22 Apr, 2015 by MIRACL Blogger

It’s time for a re-boot of the Internet’s security infrastructure. The last two years have been anything but uneventful in the realm of information security. Let’s start with the Snowden revelations. The fallout from the treasure trove of classified information is still ongoing, but taking a geo-political view we can see that the Internet is now moving towards a “trust no one” model, whereby local service providers will spring up to satisfy the jurisdictional demands of their customers.…

Whatever it is, it needs security

21 Feb, 2015 by Dr Michael Scott

The ubiquity of “things” is both a strength and a weakness when considering the potential of the Internet of things.

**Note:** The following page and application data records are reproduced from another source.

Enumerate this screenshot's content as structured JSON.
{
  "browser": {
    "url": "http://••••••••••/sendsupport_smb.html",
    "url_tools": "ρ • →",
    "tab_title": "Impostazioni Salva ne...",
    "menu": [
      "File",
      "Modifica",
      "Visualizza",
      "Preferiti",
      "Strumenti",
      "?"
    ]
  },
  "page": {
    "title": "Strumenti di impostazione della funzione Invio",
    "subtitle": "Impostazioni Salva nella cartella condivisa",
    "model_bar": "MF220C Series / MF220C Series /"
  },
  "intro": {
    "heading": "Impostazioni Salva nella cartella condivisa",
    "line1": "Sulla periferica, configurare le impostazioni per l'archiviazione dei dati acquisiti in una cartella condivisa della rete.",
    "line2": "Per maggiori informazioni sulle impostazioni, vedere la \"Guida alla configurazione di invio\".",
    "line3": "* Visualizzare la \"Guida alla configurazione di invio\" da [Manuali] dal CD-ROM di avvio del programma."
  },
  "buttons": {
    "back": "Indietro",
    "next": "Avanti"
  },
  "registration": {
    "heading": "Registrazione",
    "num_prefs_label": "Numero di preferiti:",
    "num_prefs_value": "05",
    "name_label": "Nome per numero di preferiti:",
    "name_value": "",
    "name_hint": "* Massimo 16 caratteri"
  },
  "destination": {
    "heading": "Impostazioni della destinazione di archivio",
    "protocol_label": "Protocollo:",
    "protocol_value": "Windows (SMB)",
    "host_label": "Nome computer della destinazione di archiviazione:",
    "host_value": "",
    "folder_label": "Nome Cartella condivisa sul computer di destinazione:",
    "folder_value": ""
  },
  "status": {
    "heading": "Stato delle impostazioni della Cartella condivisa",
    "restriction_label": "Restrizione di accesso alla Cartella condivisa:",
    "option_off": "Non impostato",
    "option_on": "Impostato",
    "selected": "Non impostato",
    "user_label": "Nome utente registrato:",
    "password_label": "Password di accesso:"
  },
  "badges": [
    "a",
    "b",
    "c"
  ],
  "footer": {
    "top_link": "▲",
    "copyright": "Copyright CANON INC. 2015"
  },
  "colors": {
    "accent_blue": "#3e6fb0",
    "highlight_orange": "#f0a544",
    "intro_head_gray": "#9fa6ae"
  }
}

The possibilities of what can be connected are, literally, endless. Firstly, there will not be just one IoT, there will be multiple, and each will differ and be largely disjointed from the rest. The things may be identical or different in terms of computing capability and overall significance. The things may be mobile or stationary, and it’s not immediately clear if security will be an issue in every use-case.…

Crypto Security - How many bits?

02 Feb, 2015 by Dr Michael Scott

Very recently we have seen some progress in the cryptanalysis of Elliptic curves. This Austrian group have reportedly broken an elliptic curve at the 113-bit level of security, using 10 FPGAs. Before proceeding lets put a number against “security level”. Consider the Advanced Encryption Standard (AES) with a 128-bit random key. Lets call this AES-128. Now for elliptic curves we need twice as many bits for the same level of security.…

A Brief History of Authentication

20 Nov, 2014 by Dr Michael Scott

We authenticate ourselves multiple times every day. Every time we open a door with a key we are authenticating ourselves to the building we are entering, simply by demonstrating possession of the key. When we buy something with a bankcard we authenticate ourselves via possession of the card and knowledge of the associated PIN. This is known as two factor authentication. We use passports to authenticate ourselves when we travel. Sometimes we authenticate by simply recognising each other, although this is not a very scalable method.…

Backdoors in NIST elliptic curves

24 Oct, 2013 by Dr Michael Scott

Cryptography is a lot about trust. And in the real world cryptography depends on standards, as the standardization of cryptographic algorithms is how cryptography is projected into the real world. For years people have trusted the US based NIST – National Institute for Standards in Technology, with headquarters in Gaithersburg just outside Washington DC. I was there once at a conference*. But now thanks to the reckless actions of the NSA (National Security Agency), as exposed by various whistle-blowers, that trust has been blown, with incalculable consequences.…

2 step verification vs 2 factor authentication

21 Aug, 2013 by MIRACL Blogger

Several super high profile smash and grab attacks on global scale cloud service providers have prompted stronger authentication to be deployed on Google, Twitter, Evernote and many more providers. The balance between user friendliness and credible security is a key issue for these providers or any web site owner needing to increase secure authentication. There is no point in making the service exorbitantly difficult to use of course. When looking at the security they choose, however it raises the question why they would bother at all!…